If James Shapiro Is Right, Materialist Explanations of Life's Origins Are Even Less Plausible than Previously Thought

David KlinghofferMay 15, 2012 6:09 PM 

Shapiro cover.jpeg

Our friend and ENV contributor James Barham is engaged in a fascinating dialoguwith maverick University of Chicago biologist James Shapiro, likewise an esteemed contributor. Shapiro (Evolution: A View from the 21st Century) argues for "natural genetic engineering" as the non-random force driving genetic variation that, in evolution, is then "purified" by natural selection. This is a provocative alternative to the Darwinian conception, where random mutations are assumed to do the job, and it makes Darwinists very uncomfortable.

Today at his Huffington Post blog, Shapiro responds to Barham's challenge to distinguish his view from vitalism of one kind or another.

Shapiro responds in part:

Unfortunately, scientific vitalism, as championed by serious people like Hans Driesch, acquired a bad name in the early 20th century. Reliable observations definitely indicated sensory and control processes at work in embryonic development, wound healing and regeneration following experimental disruption. But the vitalists had no objective way to describe the cellular "home" of these capabilities.
Molecular biology has pointed us toward solutions by uncovering complex arrays of sensory, signaling, and decision-making networks in all living cells. In many cases we can enumerate network components and interactions, although in no case can we be sure the list is complete.
How these immensely sophisticated analog molecular networks operate is still a mystery. We can look to electronic computation systems for models and ideas. But I am not aware of any truly original conceptual understanding of how cell circuits operate that goes beyond the limits of current digital computers, which have neither the flexibility nor robustness of cell networks (let alone the capacity to reproduce).

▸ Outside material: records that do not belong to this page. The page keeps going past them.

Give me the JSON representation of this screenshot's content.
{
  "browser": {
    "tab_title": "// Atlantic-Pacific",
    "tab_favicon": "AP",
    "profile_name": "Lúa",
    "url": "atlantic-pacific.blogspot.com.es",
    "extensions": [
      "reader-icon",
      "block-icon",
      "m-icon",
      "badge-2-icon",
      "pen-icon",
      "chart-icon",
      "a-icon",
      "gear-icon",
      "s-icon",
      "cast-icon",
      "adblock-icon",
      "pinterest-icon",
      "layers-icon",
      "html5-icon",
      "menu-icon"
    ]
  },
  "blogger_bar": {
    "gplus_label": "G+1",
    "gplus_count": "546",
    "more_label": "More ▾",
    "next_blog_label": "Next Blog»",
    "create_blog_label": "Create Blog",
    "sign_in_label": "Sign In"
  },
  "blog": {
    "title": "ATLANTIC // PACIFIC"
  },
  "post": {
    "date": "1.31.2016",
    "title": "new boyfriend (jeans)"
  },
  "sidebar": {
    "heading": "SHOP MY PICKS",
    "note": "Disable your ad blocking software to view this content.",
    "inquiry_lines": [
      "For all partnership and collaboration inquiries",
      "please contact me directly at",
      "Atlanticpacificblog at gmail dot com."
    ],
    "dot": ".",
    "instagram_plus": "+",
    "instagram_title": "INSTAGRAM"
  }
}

The most intriguing take-away point is Shapiro's observation that natural genetic engineering must have appeared "quite early" following the origin of life.

I think the ability to change the genome is a basic vital function. Change is repeatedly necessary to adapt to a dynamic environment, as the fossil record demonstrates so well. Life is the story of organisms that succeeded in changing in response to periodic evolutionary crises.
I took pains in the book to say that origins-of-life questions are still beyond rigorous scientific investigation. We do not yet understand enough about life as we find it. This gap in understanding includes the issues of agency and teleology so fascinating to Barham.

If Shapiro is right about this whole natural genetic engineering idea, which we've debated here at length in the past, that would make materialist explanations of life's origins even harder to maintain than they otherwise appear. Materialists would have to explain a vastly sophisticated layer of "engineering" functionality -- where did it come from? -- whose existence they previously didn't even suspect. 

Or am I missing something? Again, if Shapiro is right -- that leaves intelligent design as the sole explanation of life's origin that seems remotely plausible, a major if implicit concession to the case Stephen Meyer makes in Signature in the Cell


(Reposted from www.evolutionnews.org)